  • 56g required – 27.5g consumed at aid stations = 28.5g remaining. 

So the remaining 28.5g carbohydrates per hour needs to come from another carbohydrate source.  This could be from a PeakFuel Bar or PeakFuel Gel, lollies, a banana, dates or similar. 

Avoid foods that have more than 10g fats / 100g as these can be hard for your stomach to digest while exercising.  Competitors who plan to be on course over 3 hours will benefit from including protein in their food choices.  

Hydrate, hydrate, hydrate
Hydration can be easily overlooked but has a strong link to fatigue. Research the course to find out the location of aid stations and work out the time it will take you to get between stations.

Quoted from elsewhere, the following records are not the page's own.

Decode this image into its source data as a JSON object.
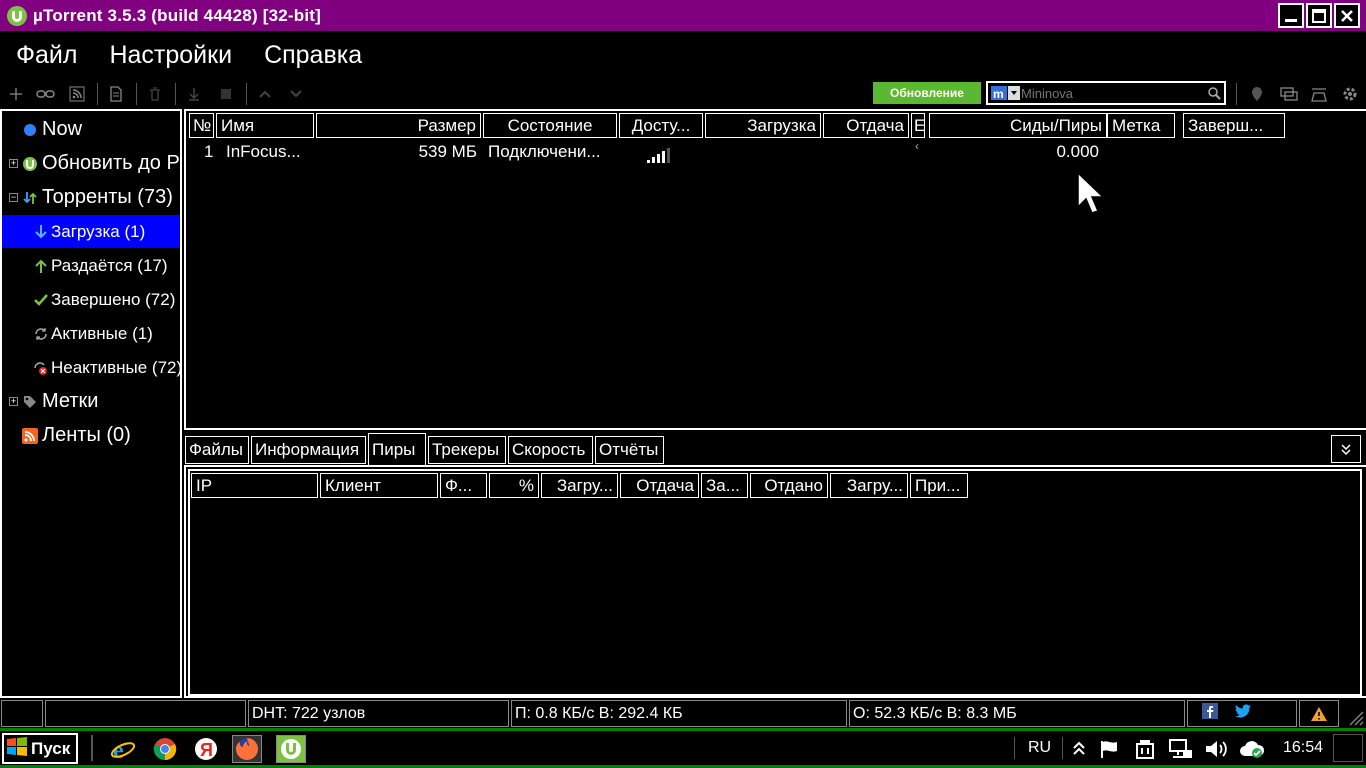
{
  "window": {
    "title": "µTorrent 3.5.3  (build 44428) [32-bit]"
  },
  "menu": {
    "file": "Файл",
    "settings": "Настройки",
    "help": "Справка"
  },
  "toolbar": {
    "update_label": "Обновление",
    "search_placeholder": "Mininova"
  },
  "sidebar": {
    "now": "Now",
    "update": "Обновить до Pro",
    "torrents": "Торренты (73)",
    "downloading": "Загрузка (1)",
    "seeding": "Раздаётся (17)",
    "completed": "Завершено (72)",
    "active": "Активные (1)",
    "inactive": "Неактивные (72)",
    "labels": "Метки",
    "feeds": "Ленты (0)"
  },
  "torrent_table": {
    "columns": {
      "num": "№",
      "name": "Имя",
      "size": "Размер",
      "status": "Состояние",
      "availability": "Досту...",
      "download": "Загрузка",
      "upload": "Отдача",
      "eta": "E",
      "seeds_peers": "Сиды/Пиры",
      "label": "Метка",
      "completed": "Заверш..."
    },
    "rows": [
      {
        "num": "1",
        "name": "InFocus...",
        "size": "539 МБ",
        "status": "Подключени...",
        "eta": "‹",
        "seeds_peers": "0.000",
        "signal_level": 0.8
      }
    ]
  },
  "tabs": {
    "files": "Файлы",
    "info": "Информация",
    "peers": "Пиры",
    "trackers": "Трекеры",
    "speed": "Скорость",
    "logs": "Отчёты"
  },
  "peers_table": {
    "columns": {
      "ip": "IP",
      "client": "Клиент",
      "flags": "Ф...",
      "percent": "%",
      "download": "Загру...",
      "upload": "Отдача",
      "requests": "За...",
      "uploaded": "Отдано",
      "downloaded": "Загру...",
      "reason": "При..."
    }
  },
  "statusbar": {
    "dht": "DHT: 722 узлов",
    "download": "П: 0.8 КБ/с В: 292.4 КБ",
    "upload": "О: 52.3 КБ/с В: 8.3 МБ"
  },
  "taskbar": {
    "start": "Пуск",
    "lang": "RU",
    "clock": "16:54"
  },
  "colors": {
    "titlebar": "#800080",
    "selected": "#0000ff",
    "update_btn": "#5cb830",
    "taskbar_border": "#008000"
  }
}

If this is upwards of about 30 minutes then we suggest carrying hydration on you for these parts of the run.
Fluid requirements vary a lot (temperature, size, gender, fitness level etc) but a general rule of thumb is 500ml – 750ml an hour.

Regardless of weather, aim for a minimum of 500ml per hour. Note: for those competitors who will be out on course for more than 3 hours, it is particularly important to ensure you use hydration containing carbohydrates for energy but also electrolytes. You will be losing vital electrolytes in sweat and if these aren’t replaced (or you're drinking a truckload of plain water) you may be at risk of a very dangerous condition called Hyponatremia. Symptoms include confusion, nausea, headaches and even loss of consciousness, so be sure to replace electrolytes.

PeakFuel Performance Hydration Drink contains both carbohydrates and all essential electrolytes (magnesium, sodium, potassium, calcium).  If you are prone to excessive sweating, or race day looks like it will be particularly hot weather, consider topping up additional electrolytes.

Don’t be afraid to mix up your fuel
Real food is good race day food too!  While food takes longer to digest, if you train yourself to eat small morsels regularly this can be a really effective way to remain energised.  

Take extra
Always anticipate longer race times, and take take extra fuel accordingly. We have met countless numbers of athletes who have rocketed through races only to hit that dreaded wall and have nothing left to eat or drink to get through it. Even a few sweat covered jet plane lollies can save the day.  

Breakfast is the first step to a successful day out
After a long nights fasting it is essential to fuel up for the day ahead no matter what distance you are planning to run. If you tend to suffer from stomach issues plan to eat 2-3 hours before start time to give your body time to digest breakfast. Choose something that ideally contains carbohydrates but more importantly sits well with you. Practice different options and lengths of time before training long runs to make sure you have this nailed. Some runner most common breakfast choices would be porridge, bircher muesli or Nutella, peanut butter and banana on fruit toast (race day treat?).  

Practice in training

All of the sports nutrition theory in the world will not get you through your race if you physically can’t tolerate eating & drinking while running (believe me we have learned this the hard way!). Use your long training runs as a dress rehearsal for your race day nutrition plan. This means using the exact same brand of any gels/chomps/electrolytes you plan to use on the day. As a result your body will know exactly what to expect and if something doesn’t work for you now there is time to change it. Remember to be patient, you do have to train your body to accept fuel while running so the earlier you start practicing your race day nutrition plan, the better.  

The golden rule is to get carbohydrates and protein on-board within 30 minutes of finishing your run. Even if this is your last run for the foreseeable future your body will thank you for this in the days to come. Come to the PeakFuel recovery zone in the finish village to grab a yummy PeakFuel Chocolate Recovery shake. It is formulated to replenish carbohydrates, proteins, electrolytes and to restore hydration ... plus it also tastes damn good too!   Finally don’t forget to congratulate yourself on your fantastic efforts, we often forget to take the time to do this, just remember you are so awesome for getting out there - so go, you!!